■ The problem
Could you restate, word for word, the line that has "Parse this screenshot: output" and all lines following it through the end of the entries below?

■ Dataset extract
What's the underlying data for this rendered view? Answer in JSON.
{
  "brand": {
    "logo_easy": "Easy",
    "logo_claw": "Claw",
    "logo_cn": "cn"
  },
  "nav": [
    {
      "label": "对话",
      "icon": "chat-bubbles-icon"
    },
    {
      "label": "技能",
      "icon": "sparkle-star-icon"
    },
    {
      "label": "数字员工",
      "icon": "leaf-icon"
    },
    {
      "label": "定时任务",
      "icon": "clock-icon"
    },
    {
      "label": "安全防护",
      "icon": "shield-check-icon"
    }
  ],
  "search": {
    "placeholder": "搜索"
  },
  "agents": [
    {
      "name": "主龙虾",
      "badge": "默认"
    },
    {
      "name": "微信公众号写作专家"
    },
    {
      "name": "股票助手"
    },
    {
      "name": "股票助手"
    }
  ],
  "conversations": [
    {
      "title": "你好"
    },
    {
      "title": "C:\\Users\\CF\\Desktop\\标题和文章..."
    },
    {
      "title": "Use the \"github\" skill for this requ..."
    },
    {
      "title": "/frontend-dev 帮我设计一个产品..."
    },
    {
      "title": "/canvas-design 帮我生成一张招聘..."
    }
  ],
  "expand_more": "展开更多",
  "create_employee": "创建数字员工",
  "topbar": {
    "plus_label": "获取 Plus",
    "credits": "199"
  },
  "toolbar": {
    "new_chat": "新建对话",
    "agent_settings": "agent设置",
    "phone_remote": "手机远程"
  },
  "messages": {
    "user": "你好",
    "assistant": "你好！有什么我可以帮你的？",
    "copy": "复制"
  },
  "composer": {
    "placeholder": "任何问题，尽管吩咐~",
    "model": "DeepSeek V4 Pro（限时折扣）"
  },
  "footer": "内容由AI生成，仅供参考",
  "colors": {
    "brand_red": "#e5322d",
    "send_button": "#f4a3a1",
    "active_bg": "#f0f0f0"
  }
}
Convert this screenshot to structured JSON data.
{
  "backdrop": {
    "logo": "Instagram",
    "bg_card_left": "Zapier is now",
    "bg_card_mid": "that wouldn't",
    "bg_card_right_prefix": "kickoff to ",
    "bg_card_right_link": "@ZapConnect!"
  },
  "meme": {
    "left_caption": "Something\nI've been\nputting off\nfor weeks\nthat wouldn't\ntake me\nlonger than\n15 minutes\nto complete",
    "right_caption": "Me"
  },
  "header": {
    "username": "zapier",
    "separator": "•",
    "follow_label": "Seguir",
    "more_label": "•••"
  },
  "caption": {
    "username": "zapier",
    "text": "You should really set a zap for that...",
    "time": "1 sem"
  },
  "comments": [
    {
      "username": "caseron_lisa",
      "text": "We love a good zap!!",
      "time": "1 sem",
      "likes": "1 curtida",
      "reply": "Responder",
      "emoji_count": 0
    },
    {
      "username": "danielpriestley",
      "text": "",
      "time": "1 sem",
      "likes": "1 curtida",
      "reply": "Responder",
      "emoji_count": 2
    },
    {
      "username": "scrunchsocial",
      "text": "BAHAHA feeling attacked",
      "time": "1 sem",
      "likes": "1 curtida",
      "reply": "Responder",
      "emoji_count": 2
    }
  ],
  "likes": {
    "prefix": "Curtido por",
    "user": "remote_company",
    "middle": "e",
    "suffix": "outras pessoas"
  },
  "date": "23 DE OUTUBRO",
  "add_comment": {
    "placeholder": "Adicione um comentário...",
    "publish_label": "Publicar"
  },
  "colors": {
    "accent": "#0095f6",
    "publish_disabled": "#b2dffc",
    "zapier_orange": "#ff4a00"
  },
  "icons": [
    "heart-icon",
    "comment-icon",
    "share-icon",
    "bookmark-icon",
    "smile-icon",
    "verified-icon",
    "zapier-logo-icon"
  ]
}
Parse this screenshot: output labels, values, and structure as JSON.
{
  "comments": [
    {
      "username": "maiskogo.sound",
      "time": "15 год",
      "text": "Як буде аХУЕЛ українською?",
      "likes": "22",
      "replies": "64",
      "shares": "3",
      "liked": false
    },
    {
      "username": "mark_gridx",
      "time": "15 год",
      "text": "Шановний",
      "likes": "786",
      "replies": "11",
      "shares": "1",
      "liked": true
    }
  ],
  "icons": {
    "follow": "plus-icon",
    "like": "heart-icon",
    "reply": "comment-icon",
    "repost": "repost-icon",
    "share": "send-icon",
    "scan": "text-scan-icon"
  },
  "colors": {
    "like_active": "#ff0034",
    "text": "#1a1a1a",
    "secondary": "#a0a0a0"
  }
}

■ Result for this exercise
Parse this screenshot: output labels, values, and structure as JSON.
{
  "comments": [
    {
      "username": "maiskogo.sound",
      "time": "15 год",
      "text": "Як буде аХУЕЛ українською?",
      "likes": "22",
      "replies": "64",
      "shares": "3",
      "liked": false
    },
    {
      "username": "mark_gridx",
      "time": "15 год",
      "text": "Шановний",
      "likes": "786",
      "replies": "11",
      "shares": "1",
      "liked": true
    }
  ],
  "icons": {
    "follow": "plus-icon",
    "like": "heart-icon",
    "reply": "comment-icon",
    "repost": "repost-icon",
    "share": "send-icon",
    "scan": "text-scan-icon"
  },
  "colors": {
    "like_active": "#ff0034",
    "text": "#1a1a1a",
    "secondary": "#a0a0a0"
  }
}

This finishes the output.